In debates over the future of artificial intelligence, many experts think of the new systems as coldly logical and objectively rational. But in a new study, researchers have demonstrated how machines can be reflections of us, their creators, in potentially problematic ways.
The Gutenberg Research College of Johannes Gutenberg University Mainz granted the 2017 Gutenberg Research Award to Professor Karin Knorr Cetina of the University of Chicago for her pioneering contributions to anthropology, sociology, and interdisciplinary science studies.
Hunting is a major threat to wildlife particularly in tropical regions, but a systematic large-scale estimate of hunting-induced declines of animal numbers was lacking so far. A study published in Science on April 14 fills this gap. An international team of ecologists and environmental scientists found that bird and mammal populations were reduced within 7 and 40 km of hunters' access points, such as roads and settlements.
International cooperation is an essential prerequisite for long-term success in atmospheric sciences, an enterprise of global scale by its very nature. Annotated group photographs from two workshops, separated by no less than 95 years, underscore the human(e) dimension of scientific endeavours
A recent study published in Pain Medicine validates the strong performance of Venebio Group's risk index tool -- Venebio Opioid Advisor (VOA) -- at predicting the likelihood of a life-threatening overdose in patients taking a prescription opioid.
New Iowa State research offers compelling evidence that media violence affects aggressive behavior. This first-of-its-kind study, conducted in seven different countries, confirms six decades of research showing the effect is the same, regardless of culture.

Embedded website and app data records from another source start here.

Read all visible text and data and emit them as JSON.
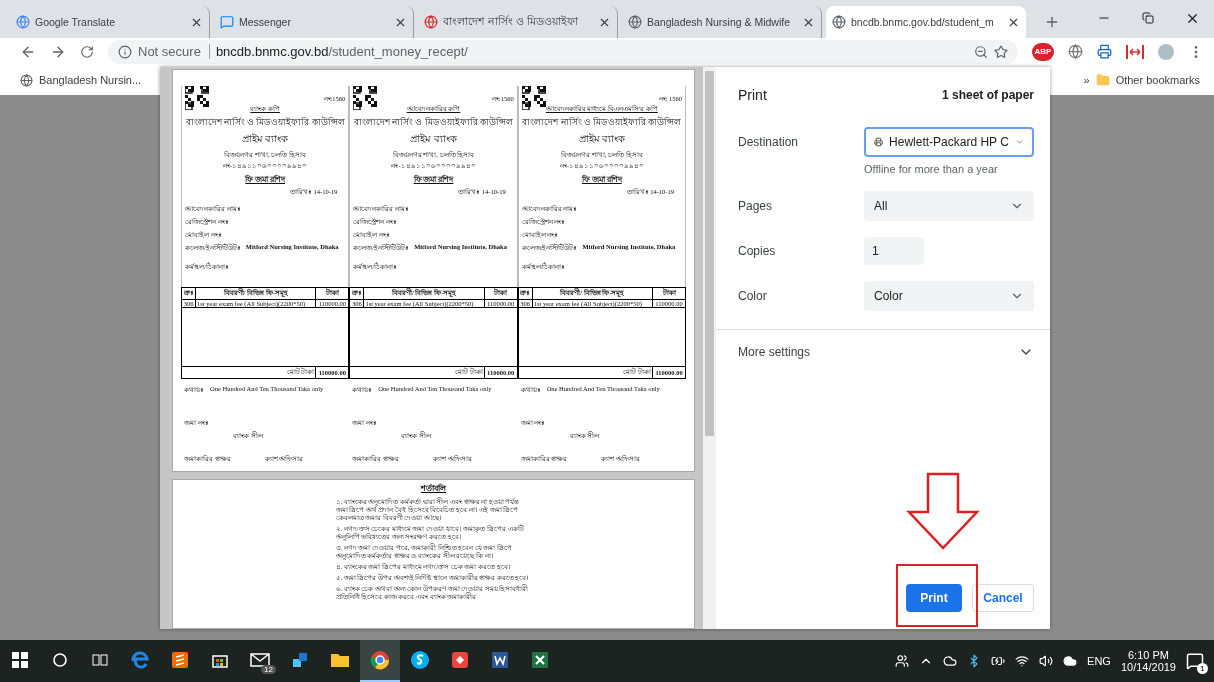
{
  "browser": {
    "tabs": [
      {
        "title": "Google Translate",
        "selected": false
      },
      {
        "title": "Messenger",
        "selected": false
      },
      {
        "title": "বাংলাদেশ নার্সিং ও মিডওয়াইফা",
        "selected": false
      },
      {
        "title": "Bangladesh Nursing & Midwife",
        "selected": false
      },
      {
        "title": "bncdb.bnmc.gov.bd/student_m",
        "selected": true
      }
    ],
    "address": {
      "security": "Not secure",
      "host": "bncdb.bnmc.gov.bd",
      "path": "/student_money_recept/"
    },
    "extension_label": "ABP",
    "bookmarks": [
      {
        "label": "Bangladesh Nursin..."
      }
    ],
    "bookmarks_overflow": "»",
    "other_bookmarks": "Other bookmarks"
  },
  "preview": {
    "receipts": [
      {
        "copy_label": "ব্যাংক কপি",
        "serial": "নং:1560",
        "council": "বাংলাদেশ নার্সিং ও মিডওয়াইফারি কাউন্সিল",
        "bank": "প্রাইম ব্যাংক",
        "branch": "বিজয়নগর শাখা, চলতি হিসাব নং-১৪৯১১০৬০০০০৯৯৪০",
        "title": "ফি জমা রশিদ",
        "date": "তারিখঃ 14-10-19",
        "fields": [
          {
            "label": "আবেদনকারির নামঃ"
          },
          {
            "label": "রেজিস্ট্রেশন নংঃ"
          },
          {
            "label": "মোবাইল নংঃ"
          },
          {
            "label": "কলেজ/ইনস্টিটিউটঃ",
            "value": "Mitford Nursing Institute, Dhaka"
          },
          {
            "label": "কর্মস্থল/ঠিকানাঃ"
          }
        ],
        "columns": [
          "ক্রঃ",
          "বিবরণী/ বিভিন্ন ফি-সমূহ",
          "টাকা"
        ],
        "rows": [
          [
            "306",
            "1st year exam fee (All Subject)(2200*50)",
            "110000.00"
          ]
        ],
        "total_label": "মোট টাকা",
        "total": "110000.00",
        "words_label": "কথায়ঃ",
        "words": "One Hundred And Ten Thousand Taka only",
        "deposit_label": "জমা নংঃ",
        "seal": "ব্যাংক সীল",
        "depositor_sign": "জমাকারির স্বাক্ষর",
        "officer": "ক্যাশ অফিসার"
      },
      {
        "copy_label": "আবেদনকারির কপি",
        "serial": "নং:1560",
        "council": "বাংলাদেশ নার্সিং ও মিডওয়াইফারি কাউন্সিল",
        "bank": "প্রাইম ব্যাংক",
        "branch": "বিজয়নগর শাখা, চলতি হিসাব নং-১৪৯১১০৬০০০০৯৯৪০",
        "title": "ফি জমা রশিদ",
        "date": "তারিখঃ 14-10-19",
        "fields": [
          {
            "label": "আবেদনকারির নামঃ"
          },
          {
            "label": "রেজিস্ট্রেশন নংঃ"
          },
          {
            "label": "মোবাইল নংঃ"
          },
          {
            "label": "কলেজ/ইনস্টিটিউটঃ",
            "value": "Mitford Nursing Institute, Dhaka"
          },
          {
            "label": "কর্মস্থল/ঠিকানাঃ"
          }
        ],
        "columns": [
          "ক্রঃ",
          "বিবরণী/ বিভিন্ন ফি-সমূহ",
          "টাকা"
        ],
        "rows": [
          [
            "306",
            "1st year exam fee (All Subject)(2200*50)",
            "110000.00"
          ]
        ],
        "total_label": "মোট টাকা",
        "total": "110000.00",
        "words_label": "কথায়ঃ",
        "words": "One Hundred And Ten Thousand Taka only",
        "deposit_label": "জমা নংঃ",
        "seal": "ব্যাংক সীল",
        "depositor_sign": "জমাকারির স্বাক্ষর",
        "officer": "ক্যাশ অফিসার"
      },
      {
        "copy_label": "আবেদনকারির মাধ্যমে বিএনএমসি'র কপি",
        "serial": "নং: 1560",
        "council": "বাংলাদেশ নার্সিং ও মিডওয়াইফারি কাউন্সিল",
        "bank": "প্রাইম ব্যাংক",
        "branch": "বিজয়নগর শাখা, চলতি হিসাব নং-১৪৯১১০৬০০০০৯৯৪০",
        "title": "ফি জমা রশিদ",
        "date": "তারিখঃ 14-10-19",
        "fields": [
          {
            "label": "আবেদনকারির নামঃ"
          },
          {
            "label": "রেজিস্ট্রেশন নংঃ"
          },
          {
            "label": "মোবাইল নংঃ"
          },
          {
            "label": "কলেজ/ইনস্টিটিউটঃ",
            "value": "Mitford Nursing Institute, Dhaka"
          },
          {
            "label": "কর্মস্থল/ঠিকানাঃ"
          }
        ],
        "columns": [
          "ক্রঃ",
          "বিবরণী/ বিভিন্ন ফি-সমূহ",
          "টাকা"
        ],
        "rows": [
          [
            "306",
            "1st year exam fee (All Subject)(2200*50)",
            "110000.00"
          ]
        ],
        "total_label": "মোট টাকা",
        "total": "110000.00",
        "words_label": "কথায়ঃ",
        "words": "One Hundred And Ten Thousand Taka only",
        "deposit_label": "জমা নংঃ",
        "seal": "ব্যাংক সীল",
        "depositor_sign": "জমাকারির স্বাক্ষর",
        "officer": "ক্যাশ অফিসার"
      }
    ],
    "terms": {
      "title": "শর্তাবলি",
      "items": [
        "১. ব্যাংকের অনুমোদিত কর্মকর্তা দ্বারা সীল এবং স্বাক্ষর না হওয়া পর্যন্ত জমা স্লিপে অর্থ প্রদান বৈধ হিসেবে বিবেচিত হবে না। এই জমা স্লিপে কেবলমাত্র জমার বিবরণী দেওয়া আছে।",
        "২. নগদ/ক্রস চেকের মাধ্যমে জমা দেওয়া যাবে। জমাকৃত স্লিপের একটি অনুলিপি ভবিষ্যতের জন্য সংরক্ষণ করতে হবে।",
        "৩. নগদ জমা দেওয়ার পরে, জমাকারী নিশ্চিত হবেন যে জমা স্লিপে অনুমোদিত কর্মকর্তার স্বাক্ষর ও ব্যাংকের সীল রয়েছে কি না।",
        "৪. ব্যাংকের জমা স্লিপের মাধ্যমে নগদ/ক্রস চেক জমা করতে হবে।",
        "৫. জমা স্লিপের উপর অবশ্যই নির্দিষ্ট স্থানে জমাকারীর স্বাক্ষর করতে হবে।",
        "৬. ব্যাংক চেক অথবা অন্য কোন উপকরণ জমা দেওয়ার সময় হিসাবধারী প্রতিনিধি হিসেবে কাজ করবে এবং ব্যাংক জমাকারীর"
      ]
    }
  },
  "print_panel": {
    "title": "Print",
    "sheets": "1 sheet of paper",
    "settings": [
      {
        "kind": "destination",
        "label": "Destination",
        "value": "Hewlett-Packard HP C",
        "focused": true,
        "note": "Offline for more than a year"
      },
      {
        "kind": "select",
        "label": "Pages",
        "value": "All",
        "focused": false
      },
      {
        "kind": "input",
        "label": "Copies",
        "value": "1"
      },
      {
        "kind": "select",
        "label": "Color",
        "value": "Color",
        "focused": false
      }
    ],
    "more_settings": {
      "label": "More settings",
      "expanded": false
    },
    "buttons": [
      {
        "kind": "primary",
        "label": "Print"
      },
      {
        "kind": "secondary",
        "label": "Cancel"
      }
    ]
  },
  "taskbar": {
    "apps": [
      {
        "selected": false
      },
      {
        "selected": false
      },
      {
        "selected": false
      },
      {
        "selected": false
      },
      {
        "selected": false
      },
      {
        "selected": false
      },
      {
        "selected": false,
        "badge": "12"
      },
      {
        "selected": false
      },
      {
        "selected": false
      },
      {
        "selected": true
      },
      {
        "selected": false
      },
      {
        "selected": false
      },
      {
        "selected": false
      },
      {
        "selected": false
      }
    ],
    "language": "ENG",
    "time": "6:10 PM",
    "date": "10/14/2019",
    "notifications": "1"
  }
}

A study from the Center for BrainHealth at The University of Texas at Dallas shows that a specific instructor-led brain training protocol can stimulate structural changes in the brain and neural connections even years after a traumatic brain injury (TBI). The findings, published in Brain and Behavior, further suggest that changes in cortical thickness and neural network connectivity may prove an effective way to quantitatively measure treatment efficacy, an ability that has not previously existed.